======== Provided entries ========

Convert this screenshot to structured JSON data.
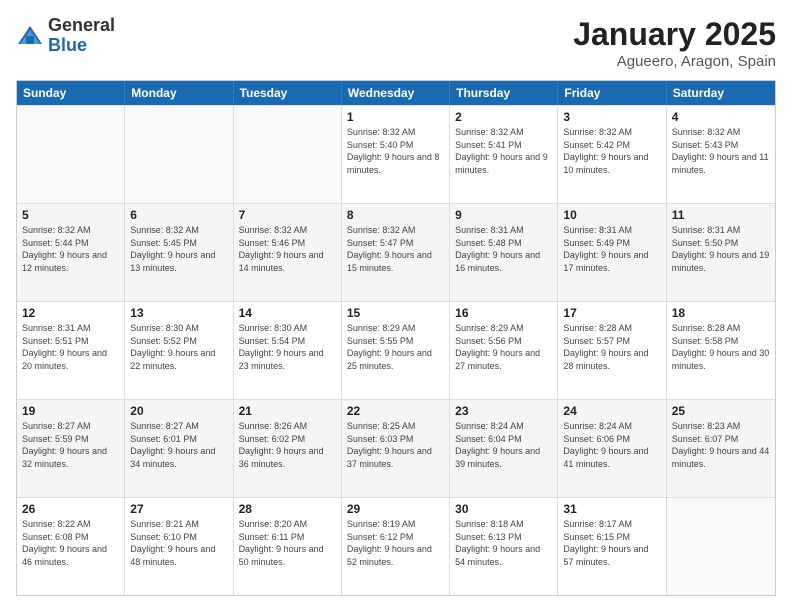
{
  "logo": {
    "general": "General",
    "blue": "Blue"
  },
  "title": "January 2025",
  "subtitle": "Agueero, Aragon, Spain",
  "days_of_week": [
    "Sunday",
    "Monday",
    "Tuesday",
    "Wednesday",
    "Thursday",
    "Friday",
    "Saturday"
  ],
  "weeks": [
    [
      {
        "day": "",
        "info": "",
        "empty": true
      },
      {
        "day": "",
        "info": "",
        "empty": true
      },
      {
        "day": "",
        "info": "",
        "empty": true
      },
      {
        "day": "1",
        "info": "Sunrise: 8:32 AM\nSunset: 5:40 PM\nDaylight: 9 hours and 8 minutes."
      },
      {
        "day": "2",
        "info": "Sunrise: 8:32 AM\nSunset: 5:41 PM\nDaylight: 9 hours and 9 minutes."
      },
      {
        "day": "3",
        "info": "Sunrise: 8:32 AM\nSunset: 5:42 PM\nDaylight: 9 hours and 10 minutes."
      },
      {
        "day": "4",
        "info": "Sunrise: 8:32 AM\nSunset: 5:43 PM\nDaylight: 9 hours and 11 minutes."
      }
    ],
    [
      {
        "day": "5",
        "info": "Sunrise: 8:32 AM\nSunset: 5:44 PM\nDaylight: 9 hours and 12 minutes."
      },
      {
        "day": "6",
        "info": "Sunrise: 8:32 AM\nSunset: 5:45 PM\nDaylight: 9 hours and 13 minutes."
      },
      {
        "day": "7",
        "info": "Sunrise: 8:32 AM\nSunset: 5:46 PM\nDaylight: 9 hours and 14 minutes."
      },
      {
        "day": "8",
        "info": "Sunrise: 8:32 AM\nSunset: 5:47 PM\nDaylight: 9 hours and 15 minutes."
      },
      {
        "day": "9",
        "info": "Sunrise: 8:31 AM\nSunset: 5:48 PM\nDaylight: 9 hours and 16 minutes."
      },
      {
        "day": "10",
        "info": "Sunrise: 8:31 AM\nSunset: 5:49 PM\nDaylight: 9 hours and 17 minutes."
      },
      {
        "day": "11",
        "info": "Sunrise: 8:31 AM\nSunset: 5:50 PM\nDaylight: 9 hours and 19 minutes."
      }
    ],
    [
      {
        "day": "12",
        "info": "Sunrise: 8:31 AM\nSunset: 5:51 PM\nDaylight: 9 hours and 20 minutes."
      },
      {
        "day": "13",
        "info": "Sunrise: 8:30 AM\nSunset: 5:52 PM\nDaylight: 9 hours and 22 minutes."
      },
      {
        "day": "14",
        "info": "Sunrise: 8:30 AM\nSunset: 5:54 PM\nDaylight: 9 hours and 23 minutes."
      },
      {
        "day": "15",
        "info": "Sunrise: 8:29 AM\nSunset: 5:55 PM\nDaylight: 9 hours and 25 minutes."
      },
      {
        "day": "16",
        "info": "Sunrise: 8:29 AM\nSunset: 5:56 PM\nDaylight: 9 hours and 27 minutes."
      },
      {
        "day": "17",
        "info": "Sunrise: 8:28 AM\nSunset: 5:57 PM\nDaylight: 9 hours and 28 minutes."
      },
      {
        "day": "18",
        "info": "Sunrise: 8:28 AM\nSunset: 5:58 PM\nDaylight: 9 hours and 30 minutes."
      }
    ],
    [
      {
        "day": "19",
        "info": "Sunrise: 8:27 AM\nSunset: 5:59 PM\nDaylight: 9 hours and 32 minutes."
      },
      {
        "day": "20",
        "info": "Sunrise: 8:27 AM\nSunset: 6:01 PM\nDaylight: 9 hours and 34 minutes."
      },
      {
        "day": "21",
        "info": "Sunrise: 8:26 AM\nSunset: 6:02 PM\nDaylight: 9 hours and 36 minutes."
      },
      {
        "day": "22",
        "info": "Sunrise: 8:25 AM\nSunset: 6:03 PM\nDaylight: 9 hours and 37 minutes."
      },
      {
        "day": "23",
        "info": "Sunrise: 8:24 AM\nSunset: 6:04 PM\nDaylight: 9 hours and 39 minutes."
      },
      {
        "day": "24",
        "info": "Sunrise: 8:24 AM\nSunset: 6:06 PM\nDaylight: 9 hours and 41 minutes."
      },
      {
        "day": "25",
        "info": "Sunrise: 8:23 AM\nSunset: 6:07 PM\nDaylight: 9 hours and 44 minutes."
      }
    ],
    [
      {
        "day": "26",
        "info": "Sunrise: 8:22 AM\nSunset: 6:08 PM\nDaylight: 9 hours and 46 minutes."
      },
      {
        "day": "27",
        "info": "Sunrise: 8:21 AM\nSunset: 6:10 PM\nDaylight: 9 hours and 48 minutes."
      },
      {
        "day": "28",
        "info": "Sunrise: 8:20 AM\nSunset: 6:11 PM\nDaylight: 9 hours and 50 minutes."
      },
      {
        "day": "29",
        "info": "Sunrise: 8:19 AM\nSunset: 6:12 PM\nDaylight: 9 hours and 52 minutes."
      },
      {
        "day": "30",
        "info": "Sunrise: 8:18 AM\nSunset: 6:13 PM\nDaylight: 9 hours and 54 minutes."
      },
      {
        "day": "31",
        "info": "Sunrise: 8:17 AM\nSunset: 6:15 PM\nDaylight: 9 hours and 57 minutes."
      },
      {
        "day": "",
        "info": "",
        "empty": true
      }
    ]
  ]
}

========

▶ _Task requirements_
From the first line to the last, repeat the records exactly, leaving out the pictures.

▶ _Result for this task_
Convert this screenshot to structured JSON data.
{
  "logo": {
    "general": "General",
    "blue": "Blue"
  },
  "title": "January 2025",
  "subtitle": "Agueero, Aragon, Spain",
  "days_of_week": [
    "Sunday",
    "Monday",
    "Tuesday",
    "Wednesday",
    "Thursday",
    "Friday",
    "Saturday"
  ],
  "weeks": [
    [
      {
        "day": "",
        "info": "",
        "empty": true
      },
      {
        "day": "",
        "info": "",
        "empty": true
      },
      {
        "day": "",
        "info": "",
        "empty": true
      },
      {
        "day": "1",
        "info": "Sunrise: 8:32 AM\nSunset: 5:40 PM\nDaylight: 9 hours and 8 minutes."
      },
      {
        "day": "2",
        "info": "Sunrise: 8:32 AM\nSunset: 5:41 PM\nDaylight: 9 hours and 9 minutes."
      },
      {
        "day": "3",
        "info": "Sunrise: 8:32 AM\nSunset: 5:42 PM\nDaylight: 9 hours and 10 minutes."
      },
      {
        "day": "4",
        "info": "Sunrise: 8:32 AM\nSunset: 5:43 PM\nDaylight: 9 hours and 11 minutes."
      }
    ],
    [
      {
        "day": "5",
        "info": "Sunrise: 8:32 AM\nSunset: 5:44 PM\nDaylight: 9 hours and 12 minutes."
      },
      {
        "day": "6",
        "info": "Sunrise: 8:32 AM\nSunset: 5:45 PM\nDaylight: 9 hours and 13 minutes."
      },
      {
        "day": "7",
        "info": "Sunrise: 8:32 AM\nSunset: 5:46 PM\nDaylight: 9 hours and 14 minutes."
      },
      {
        "day": "8",
        "info": "Sunrise: 8:32 AM\nSunset: 5:47 PM\nDaylight: 9 hours and 15 minutes."
      },
      {
        "day": "9",
        "info": "Sunrise: 8:31 AM\nSunset: 5:48 PM\nDaylight: 9 hours and 16 minutes."
      },
      {
        "day": "10",
        "info": "Sunrise: 8:31 AM\nSunset: 5:49 PM\nDaylight: 9 hours and 17 minutes."
      },
      {
        "day": "11",
        "info": "Sunrise: 8:31 AM\nSunset: 5:50 PM\nDaylight: 9 hours and 19 minutes."
      }
    ],
    [
      {
        "day": "12",
        "info": "Sunrise: 8:31 AM\nSunset: 5:51 PM\nDaylight: 9 hours and 20 minutes."
      },
      {
        "day": "13",
        "info": "Sunrise: 8:30 AM\nSunset: 5:52 PM\nDaylight: 9 hours and 22 minutes."
      },
      {
        "day": "14",
        "info": "Sunrise: 8:30 AM\nSunset: 5:54 PM\nDaylight: 9 hours and 23 minutes."
      },
      {
        "day": "15",
        "info": "Sunrise: 8:29 AM\nSunset: 5:55 PM\nDaylight: 9 hours and 25 minutes."
      },
      {
        "day": "16",
        "info": "Sunrise: 8:29 AM\nSunset: 5:56 PM\nDaylight: 9 hours and 27 minutes."
      },
      {
        "day": "17",
        "info": "Sunrise: 8:28 AM\nSunset: 5:57 PM\nDaylight: 9 hours and 28 minutes."
      },
      {
        "day": "18",
        "info": "Sunrise: 8:28 AM\nSunset: 5:58 PM\nDaylight: 9 hours and 30 minutes."
      }
    ],
    [
      {
        "day": "19",
        "info": "Sunrise: 8:27 AM\nSunset: 5:59 PM\nDaylight: 9 hours and 32 minutes."
      },
      {
        "day": "20",
        "info": "Sunrise: 8:27 AM\nSunset: 6:01 PM\nDaylight: 9 hours and 34 minutes."
      },
      {
        "day": "21",
        "info": "Sunrise: 8:26 AM\nSunset: 6:02 PM\nDaylight: 9 hours and 36 minutes."
      },
      {
        "day": "22",
        "info": "Sunrise: 8:25 AM\nSunset: 6:03 PM\nDaylight: 9 hours and 37 minutes."
      },
      {
        "day": "23",
        "info": "Sunrise: 8:24 AM\nSunset: 6:04 PM\nDaylight: 9 hours and 39 minutes."
      },
      {
        "day": "24",
        "info": "Sunrise: 8:24 AM\nSunset: 6:06 PM\nDaylight: 9 hours and 41 minutes."
      },
      {
        "day": "25",
        "info": "Sunrise: 8:23 AM\nSunset: 6:07 PM\nDaylight: 9 hours and 44 minutes."
      }
    ],
    [
      {
        "day": "26",
        "info": "Sunrise: 8:22 AM\nSunset: 6:08 PM\nDaylight: 9 hours and 46 minutes."
      },
      {
        "day": "27",
        "info": "Sunrise: 8:21 AM\nSunset: 6:10 PM\nDaylight: 9 hours and 48 minutes."
      },
      {
        "day": "28",
        "info": "Sunrise: 8:20 AM\nSunset: 6:11 PM\nDaylight: 9 hours and 50 minutes."
      },
      {
        "day": "29",
        "info": "Sunrise: 8:19 AM\nSunset: 6:12 PM\nDaylight: 9 hours and 52 minutes."
      },
      {
        "day": "30",
        "info": "Sunrise: 8:18 AM\nSunset: 6:13 PM\nDaylight: 9 hours and 54 minutes."
      },
      {
        "day": "31",
        "info": "Sunrise: 8:17 AM\nSunset: 6:15 PM\nDaylight: 9 hours and 57 minutes."
      },
      {
        "day": "",
        "info": "",
        "empty": true
      }
    ]
  ]
}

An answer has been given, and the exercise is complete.